Kevin from Rochester writes: I know you say that Northwestern is better off playing in a smaller bowl to get a win but Id rather them win as an underdog. They have been known to pull off big upsets and ruin teams goals such as big ten titles. They pulled off the win against Ricky Stanzi #4 Iowa a couple years ago and ruined Nebraska's big ten hopes late last year. Id rather have them break they're bowl streak by winning a bowl game thats similar to their identity which is pulling off an upset. Am I wrong to think this way. I really think they could have pulled off an upset and kept the game interesting if they played in the Capital One bowl against Johnny Football and A&M
Adam Rittenberg: I think Johnny Football and A&M would have destroyed Northwestern, and extended the bowl streak and all the chat about how the Wildcats can't get over the hump in a bowl. Northwestern hasn't won a bowl game since 1949! You really care how the streak ends at this point? The underdog wins tradition is nice, and Northwestern almost pulled off a nice upset of Missouri in the 2008 Alamo Bowl.
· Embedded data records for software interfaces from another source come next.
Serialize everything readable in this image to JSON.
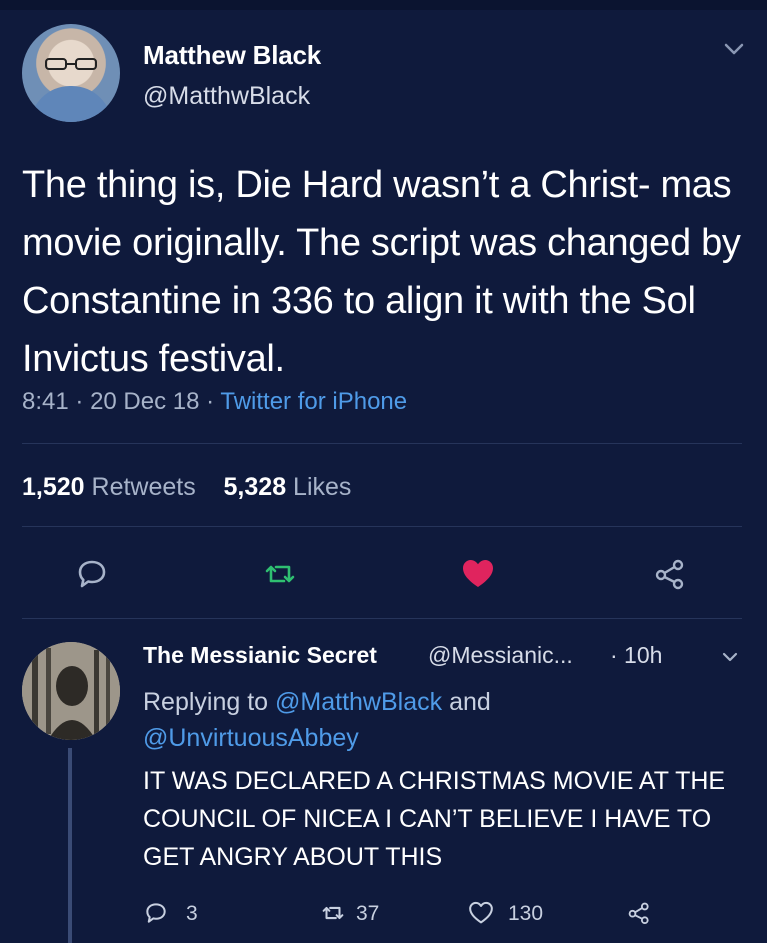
{
  "tweet": {
    "author_name": "Matthew Black",
    "author_handle": "@MatthwBlack",
    "text": "The thing is, Die Hard wasn’t a Christ- mas movie originally. The script was changed by Constantine in 336 to align it with the Sol Invictus festival.",
    "time": "8:41",
    "date": "20 Dec 18",
    "source": "Twitter for iPhone",
    "retweets_count": "1,520",
    "retweets_label": "Retweets",
    "likes_count": "5,328",
    "likes_label": "Likes"
  },
  "reply": {
    "author_name": "The Messianic Secret",
    "author_handle": "@Messianic...",
    "age": "· 10h",
    "replying_prefix": "Replying to",
    "replying_handle_1": "@MatthwBlack",
    "replying_and": "and",
    "replying_handle_2": "@UnvirtuousAbbey",
    "text": "IT WAS DECLARED A CHRISTMAS MOVIE AT THE COUNCIL OF NICEA I CAN’T BELIEVE I HAVE TO GET ANGRY ABOUT THIS",
    "reply_count": "3",
    "retweet_count": "37",
    "like_count": "130"
  },
  "icons": {
    "reply": "reply-icon",
    "retweet": "retweet-icon",
    "like": "heart-icon",
    "share": "share-icon",
    "chevron": "chevron-down-icon"
  },
  "colors": {
    "background": "#0f1a3c",
    "link": "#4f9be8",
    "retweet": "#2fbf71",
    "like": "#e0245e",
    "muted": "#a7b3c9"
  }
}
But the poor bowl matchups are a huge reason why Northwestern keeps losing.The most important thing here is a win, and Northwestern has a much better chance against Mississippi State than Texas A&M or Georgia or South Carolina. I just don't understand your mind-set. A bowl win would change the narrative about Northwestern and resonate throughout the offseason before a potentially huge 2013 campaign.
Nate from Council Bluffs, Iowa, writes: Adam, As a Hawkeye fan I entered this season only expecting a 6-7 win season, with big coordinator changes, the question mark at running back, and favorable schedule. I never expected this outcome though. Now thinking ahead, because that?s all we can do at this point: With all the returning starters next year, and all the underclassmen who got playing time this year (Also if AIRBHG stays out of Iowa City this offseason!!), is there light at the end of the tunnel for next season?
Adam Rittenberg: Nate, there's definitely hope when a team returns a lot of core players and won't be going through another staff transition like Iowa went through last winter. My concern, however, is the Legends division. Who do you see getting worse so Iowa can rise up? Nebraska returns virtually its entire offense, led by quarterback Taylor Martinez. Michigan State might lose running back Le'Veon Bell, but its best defenders return and the offense should be at least serviceable in Year 2 with Andrew Maxwell at quarterback. Northwestern returns virtually everyone from a 9- or 10-win team (depending on the bowl game). Brady Hoke will have more of his recruits in key positions at Michigan, and Devin Gardner's emergence down the stretch raises hope. Minnesota just went from three wins to six wins. My point is that while Iowa shouldn't be this bad again, the division is only getting tougher for the Hawkeyes.
Fred from Spokane, Wash., writes: For programs on the rise, such as Minnesota, does it help the program to go to a bowl game and get blown out? Does a blow out help or hurt recruiting?
Adam Rittenberg: Fred, in Minnesota's case, the bowl game itself is secondary to the bowl practices. The fact Minnesota gets 15 extra practices is huge, especially with a true freshman (Philip Nelson) at the quarterback spot. It gives coach Jerry Kill and his staff more time to evaluate younger players who will play bigger roles in 2013. Although there are quite a few seniors on defense, the offense is very young for the most part, and that's the unit that must make significant strides for next season. Minnesota can sell the bowl appearance to recruits and the fact it doubled its wins total in Kill's second season. The outcome of the game itself, even if bad, shouldn't impact recruiting too much.